Breaking threading has been blamed on bobbins, the thread and all sorts of issues. 99% of the time the thread breaks because you nick the hook. I will repeat this: 99% of the time the thread breaks because you nick the hook. Would you like me to explain this again? Usually this happens because you are turning the thread in a circle. As you turn you hit the point of the hook. There are 2 solutions: remove the hook and insert the hook deep into the jaws of your vise. This blocks the point and prevents you from striking the point. Solution 2: Turn thread in an oval. If you turn the thread at perpendicular motion you will always strike the point of the hook. If you change the angle and turn the thread at a 15-20 degree slant and turn in an oval you will NEVER hit the hook point.

Tiny heads are some of the most prized skills of a true master tyer. Here is the one tip no one told you. For salmon flies, many tiers have the real head and the " show" head. They make the fly such that the real head is hidden in the wing. The head exposed is false head, so in effect there are two heads to the fly. Think about this for a minute. I am stacking 40 colors of goose, horns and all this other stuff and the head is supposed to be the size of a pin? Right. Can't happen. OH, now I get it!

Another tip: use less wraps. This will make the head smaller. I often wind up into the head then taper it down. I can do this with a whip finisher. This same technique I use on wets. I have seen all these issues about folding hackle, twisting wings, complicated instructions for hackling wets, horse hockey! If you hold a soft hackle tight and wind into it then make the head it is perfect every time.

Winging buck tail. It is generally assumed that if you put a flat cone the size of your thumb on a buck tail it hold the wing really well.

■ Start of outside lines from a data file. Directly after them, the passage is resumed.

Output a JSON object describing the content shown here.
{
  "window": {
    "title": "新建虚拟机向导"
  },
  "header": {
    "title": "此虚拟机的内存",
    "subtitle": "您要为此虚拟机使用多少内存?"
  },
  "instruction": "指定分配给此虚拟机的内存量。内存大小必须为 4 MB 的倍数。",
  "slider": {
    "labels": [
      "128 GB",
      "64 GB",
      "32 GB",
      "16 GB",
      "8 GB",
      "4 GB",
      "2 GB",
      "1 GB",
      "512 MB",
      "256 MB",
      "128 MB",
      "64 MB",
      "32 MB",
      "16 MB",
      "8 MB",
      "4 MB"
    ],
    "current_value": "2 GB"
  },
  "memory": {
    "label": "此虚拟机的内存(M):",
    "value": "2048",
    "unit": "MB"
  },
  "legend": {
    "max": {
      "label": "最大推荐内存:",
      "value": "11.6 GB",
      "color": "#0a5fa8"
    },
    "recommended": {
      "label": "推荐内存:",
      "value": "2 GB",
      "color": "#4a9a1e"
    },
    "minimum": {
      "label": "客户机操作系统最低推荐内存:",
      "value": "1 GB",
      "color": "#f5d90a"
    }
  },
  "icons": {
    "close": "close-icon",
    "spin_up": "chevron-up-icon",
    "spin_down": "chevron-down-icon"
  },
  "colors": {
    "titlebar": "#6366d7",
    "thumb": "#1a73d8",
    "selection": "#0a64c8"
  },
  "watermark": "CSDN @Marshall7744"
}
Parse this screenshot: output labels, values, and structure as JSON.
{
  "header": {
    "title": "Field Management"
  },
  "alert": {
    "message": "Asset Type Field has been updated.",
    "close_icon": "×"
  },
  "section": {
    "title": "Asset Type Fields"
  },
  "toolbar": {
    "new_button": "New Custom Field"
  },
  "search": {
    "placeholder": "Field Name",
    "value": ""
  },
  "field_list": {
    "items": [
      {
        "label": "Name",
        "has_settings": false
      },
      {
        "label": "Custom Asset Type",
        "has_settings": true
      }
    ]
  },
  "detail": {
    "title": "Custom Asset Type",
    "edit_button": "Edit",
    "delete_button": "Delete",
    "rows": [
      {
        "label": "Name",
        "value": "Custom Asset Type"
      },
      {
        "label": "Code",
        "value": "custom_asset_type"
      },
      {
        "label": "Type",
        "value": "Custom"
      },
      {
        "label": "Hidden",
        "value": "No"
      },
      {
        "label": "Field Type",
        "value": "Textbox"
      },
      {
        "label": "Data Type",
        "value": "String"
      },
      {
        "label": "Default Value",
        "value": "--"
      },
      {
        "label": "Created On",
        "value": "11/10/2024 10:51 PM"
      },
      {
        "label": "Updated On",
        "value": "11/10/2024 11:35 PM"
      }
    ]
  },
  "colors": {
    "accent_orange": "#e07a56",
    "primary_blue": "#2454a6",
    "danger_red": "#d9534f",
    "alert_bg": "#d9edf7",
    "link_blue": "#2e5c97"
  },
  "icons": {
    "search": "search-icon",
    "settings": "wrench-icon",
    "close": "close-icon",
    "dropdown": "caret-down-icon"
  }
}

WRONG! All you are doing is reducing your inventory of thread by burning up a ton of it. Actually go ahead Danville and UNI will love you for it! Bucktails and hair wings are held by the first 3-4 wraps. The rest of the thread is a waste. To make a nice head, make 1-2 wraps to secure the hair. Then clip the hair tight at a 45 degree angle to the hook exposing the eye. Wrap the thread down to the eye and then taper it down. Go back over the tie in point and make a really tight 1-2 wraps behind the point where you tied in the wing. The wing will almost never pull out.

Crowded eyes. Most eastern tyers or older tyers had a large open space behind the eye. Years ago this was done because gut was used as a tippet and you had to slide the knot through the eye from behind, making a small collar with gut behind the eye of the hook. Today, we don't need to do this. I tend to have a much more crowded thread because I learned to tie in the Midwest. We felt that dries balanced better if the wings were more forward. A true Catskill tyer's wings are more likely in almost the center of the hook if you compare dries of the same design.

A common mistake is to crowd the eyes. To avoid this, I simply start the thread back about 1-2 eye lengths. This avoids crowding the eyes and will remind you not to jam the wing so tight to the eyes. This same idea transfers to saltwater and bass flies. When I make Clouser minnows, I mount the eye about 3-4 lengths back giving me lots of room to tie in 2 bucktail wings.

There you have it. Wind yourself up.


For more Info Contact:

Mike Hogue / Badger Creek Fly Tying / 622 West Dryden Road, Freeville, NY 13068

Phone: 607-347-4946